European initiatives are lagging behind the more attractive model of Singapore that seem better aligned with the realities of international commerce. Since its establishment in 2015 as a division of the High Court, the SICC has heard 17 cases from parties of various jurisdictions. In contrast with European initiatives, the SICC took an innovative approach to anchor itself as a the main Asia hub for international commercial disputes. The SICC is supported by a world-class bench comprised of 11 International Judges from both civil and common law traditions who have extensive expertise in commercial law (USA, HK, Australia, England and Wales, Japan and Austria). To respond to the rise of global commercial cases, parties who have no connection to Singapore (offshore cases) may be represented by foreign lawyers. This unique international component is crucially lacking in European intiatives which rely on national procedural rules and national judges. Also, parties can apply for the proceedings to be heard confidentially instead of in an open court. Because the SICC is a division of the High Court, decisions can be appealed to the Singapore Court of Appeal. In a nutshell, the SICC offers “adjudication by a court rather than a mediator or tribunal”. With the aim to position the SICC’s reputation as the leading neutral centre for the resolution of international commercial disputes in Asia, new laws were passed in January 2018 to boost the attractiveness of the SICC as the regional seat for international arbitration and commercial dispute resolution. The SICC is part of a larger plan to set Singapore as Asia’s dispute resolution hub, which includes the Singapore International Arbitration Centre, established in 1991, and the Singapore International Mediation Centre, launched in November last year.

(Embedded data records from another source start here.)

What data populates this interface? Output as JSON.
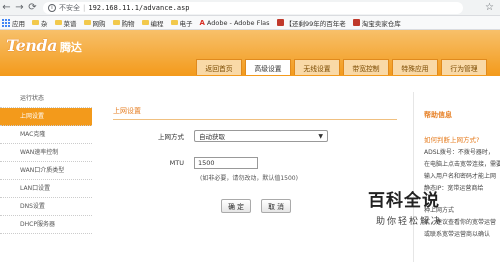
{
  "browser": {
    "insecure_label": "不安全",
    "separator": "|",
    "url": "192.168.11.1/advance.asp",
    "bookmarks": [
      {
        "label": "应用",
        "icon": "apps-grid-icon"
      },
      {
        "label": "杂",
        "icon": "folder-icon"
      },
      {
        "label": "菜谱",
        "icon": "folder-icon"
      },
      {
        "label": "网购",
        "icon": "folder-icon"
      },
      {
        "label": "购物",
        "icon": "folder-icon"
      },
      {
        "label": "编程",
        "icon": "folder-icon"
      },
      {
        "label": "电子",
        "icon": "folder-icon"
      },
      {
        "label": "Adobe - Adobe Flas",
        "icon": "adobe-icon"
      },
      {
        "label": "【还剩99年的百年老",
        "icon": "favicon-red"
      },
      {
        "label": "淘宝卖家仓库",
        "icon": "favicon-red"
      }
    ]
  },
  "router": {
    "brand": "Tenda",
    "brand_cn": "腾达",
    "tabs": [
      "返回首页",
      "高级设置",
      "无线设置",
      "带宽控制",
      "特殊应用",
      "行为管理"
    ],
    "active_tab_index": 1
  },
  "sidebar": {
    "items": [
      "运行状态",
      "上网设置",
      "MAC克隆",
      "WAN速率控制",
      "WAN口介质类型",
      "LAN口设置",
      "DNS设置",
      "DHCP服务器"
    ],
    "active_index": 1
  },
  "form": {
    "section_title": "上网设置",
    "mode_label": "上网方式",
    "mode_value": "自动获取",
    "mtu_label": "MTU",
    "mtu_value": "1500",
    "mtu_hint": "(如非必要，请勿改动，默认值1500)",
    "ok_label": "确 定",
    "cancel_label": "取 消"
  },
  "help": {
    "title": "帮助信息",
    "question": "如何判断上网方式?",
    "lines": [
      "ADSL拨号：不拨号器时，",
      "在电脑上点击宽带连接，需要",
      "输入用户名和密码才能上网",
      "静态IP：宽带运营商给",
      "……",
      "种上网方式",
      "式，建议查看你的宽带运营",
      "或联系宽带运营商以确认"
    ]
  },
  "watermark": {
    "big": "百科全说",
    "small": "助你轻松解决"
  },
  "colors": {
    "accent": "#f39a1b",
    "help_accent": "#e67e22"
  }
}
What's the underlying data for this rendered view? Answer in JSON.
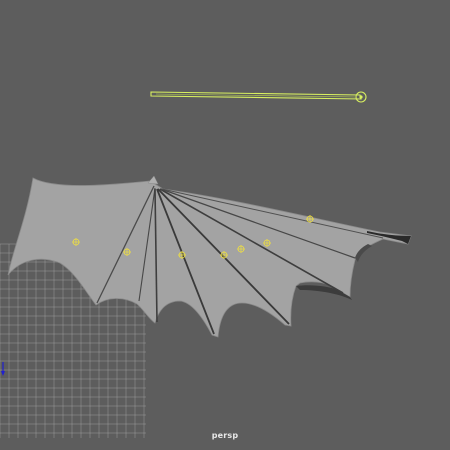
{
  "viewport": {
    "camera_label": "persp",
    "background_color": "#5d5d5d",
    "grid_color": "#c9c9c9",
    "mesh_color": "#a0a0a0",
    "selection_color": "#d8f060",
    "pivot_color": "#f0e040",
    "axis_color": "#2020d0"
  },
  "scene": {
    "objects": [
      {
        "name": "wing-mesh",
        "type": "polygon-mesh"
      },
      {
        "name": "control-curve",
        "type": "nurbs-curve",
        "selected": true
      }
    ],
    "pivot_icon": "crosshair-circle-icon",
    "pivot_count": 7
  }
}
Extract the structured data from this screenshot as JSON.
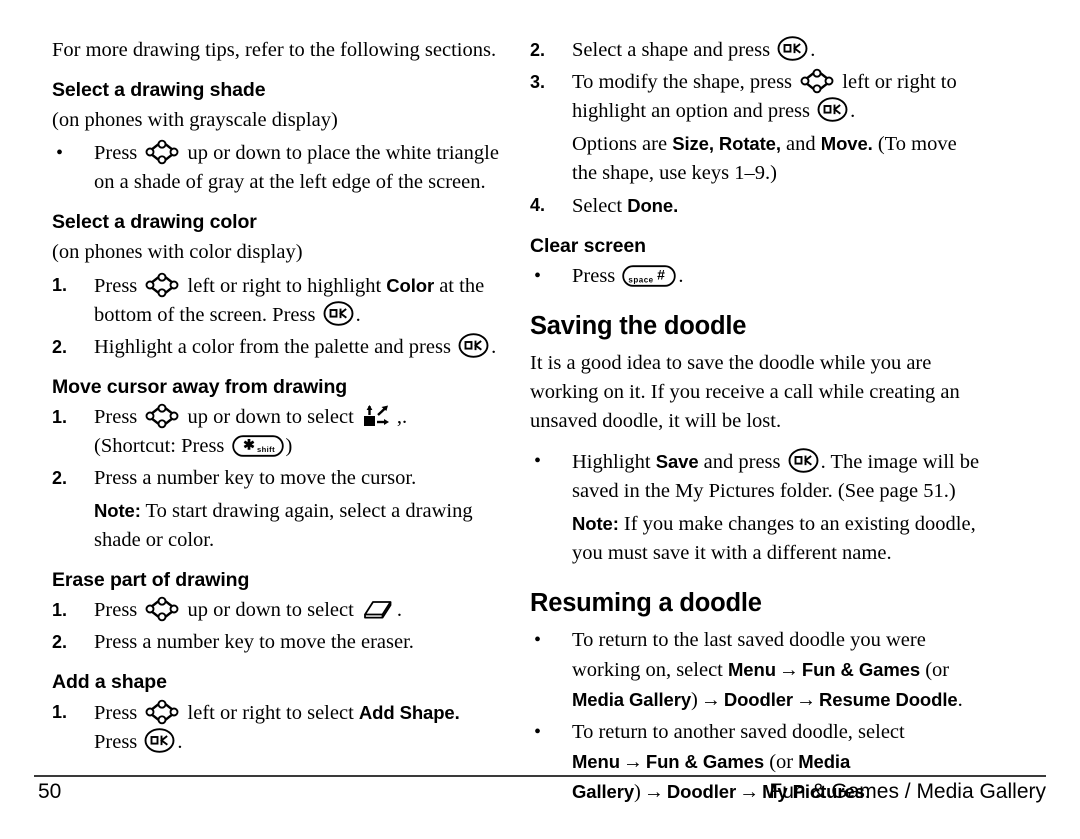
{
  "page": {
    "number": "50",
    "footer_right": "Fun & Games / Media Gallery"
  },
  "icons": {
    "nav": "navigation-key-icon",
    "ok": "ok-key-icon",
    "shift": "star-shift-key-icon",
    "space": "space-pound-key-icon",
    "cursor": "move-cursor-icon",
    "eraser": "eraser-icon"
  },
  "left_column": {
    "intro": "For more drawing tips, refer to the following sections.",
    "shade_section": {
      "heading": "Select a drawing shade",
      "subtitle": "(on phones with grayscale display)",
      "bullet": {
        "before": "Press",
        "after": "up or down to place the white triangle on a shade of gray at the left edge of the screen."
      }
    },
    "color_section": {
      "heading": "Select a drawing color",
      "subtitle": "(on phones with color display)",
      "step1": {
        "marker": "1.",
        "part1": "Press",
        "part2": "left or right to highlight",
        "bold1": "Color",
        "part3": "at the bottom of the screen. Press",
        "part4": "."
      },
      "step2": {
        "marker": "2.",
        "part1": "Highlight a color from the palette and press",
        "part2": "."
      }
    },
    "move_cursor_section": {
      "heading": "Move cursor away from drawing",
      "step1": {
        "marker": "1.",
        "part1": "Press",
        "part2": "up or down to select",
        "part3": ",.",
        "shortcut_before": "(Shortcut: Press",
        "shortcut_after": ")"
      },
      "step2": {
        "marker": "2.",
        "text": "Press a number key to move the cursor."
      },
      "note": {
        "label": "Note:",
        "text": "To start drawing again, select a drawing shade or color."
      }
    },
    "erase_section": {
      "heading": "Erase part of drawing",
      "step1": {
        "marker": "1.",
        "part1": "Press",
        "part2": "up or down to select",
        "part3": "."
      },
      "step2": {
        "marker": "2.",
        "text": "Press a number key to move the eraser."
      }
    },
    "add_shape_section": {
      "heading": "Add a shape",
      "step1": {
        "marker": "1.",
        "part1": "Press",
        "part2": "left or right to select",
        "bold1": "Add Shape.",
        "part3": "Press",
        "part4": "."
      }
    }
  },
  "right_column": {
    "add_shape_continued": {
      "step2": {
        "marker": "2.",
        "part1": "Select a shape and press",
        "part2": "."
      },
      "step3": {
        "marker": "3.",
        "part1": "To modify the shape, press",
        "part2": "left or right to highlight an option and press",
        "part3": "."
      },
      "options": {
        "part1": "Options are",
        "bold1": "Size, Rotate,",
        "part2": "and",
        "bold2": "Move.",
        "part3": "(To move the shape, use keys 1–9.)"
      },
      "step4": {
        "marker": "4.",
        "part1": "Select",
        "bold1": "Done."
      }
    },
    "clear_screen_section": {
      "heading": "Clear screen",
      "bullet": {
        "before": "Press",
        "after": "."
      }
    },
    "saving_section": {
      "heading": "Saving the doodle",
      "paragraph": "It is a good idea to save the doodle while you are working on it. If you receive a call while creating an unsaved doodle, it will be lost.",
      "bullet": {
        "part1": "Highlight",
        "bold1": "Save",
        "part2": "and press",
        "part3": ". The image will be saved in the My Pictures folder. (See page 51.)"
      },
      "note": {
        "label": "Note:",
        "text": "If you make changes to an existing doodle, you must save it with a different name."
      }
    },
    "resuming_section": {
      "heading": "Resuming a doodle",
      "bullet1": {
        "part1": "To return to the last saved doodle you were working on, select",
        "bold1": "Menu",
        "arrow1": "→",
        "bold2": "Fun & Games",
        "part2": "(or",
        "bold3": "Media Gallery",
        "part3": ")",
        "arrow2": "→",
        "bold4": "Doodler",
        "arrow3": "→",
        "bold5": "Resume Doodle",
        "part4": "."
      },
      "bullet2": {
        "part1": "To return to another saved doodle, select",
        "bold1": "Menu",
        "arrow1": "→",
        "bold2": "Fun & Games",
        "part2": "(or",
        "bold3": "Media Gallery",
        "part3": ")",
        "arrow2": "→",
        "bold4": "Doodler",
        "arrow3": "→",
        "bold5": "My Pictures",
        "part4": "."
      }
    }
  }
}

While European initiatives seem to be lagging behind the Singaporean model, the NCC/NCA in the Netherlands should be mentioned for its innovative approach. More ambitious than the French CICAP, the NCC/NCA can hear both civil and commercial disputes. English will be the language of proceedings even if, evidence may be handed in the French, German or Dutch language, without a translation being required. The court hearing will be held in English and the judgment will be rendered in English with all legal documents being submitted electronically. This was already the case in two district courts, namely Rotterdam and The Hague, as outlined in this post. The CICAP is far behind the flexibility offered by the Netherlands.
As Guy Canivet concluded,“we are experiencing the globalisation of law by the law itself.” It is up to European capitals to cooperate in order to respond to the gaps left post Brexit, and to shape a coherent framework that is attractive enough to compete globally. The first hearings at the CICAP expected early 2019 will reveal whether the model advanced by Paris can be attractive enough for foreign litigants, or whether it is doomed to fail against more attractive models.
Sophie Hunter is a Former Judicial Clerk at the International Commercial Chamber, Paris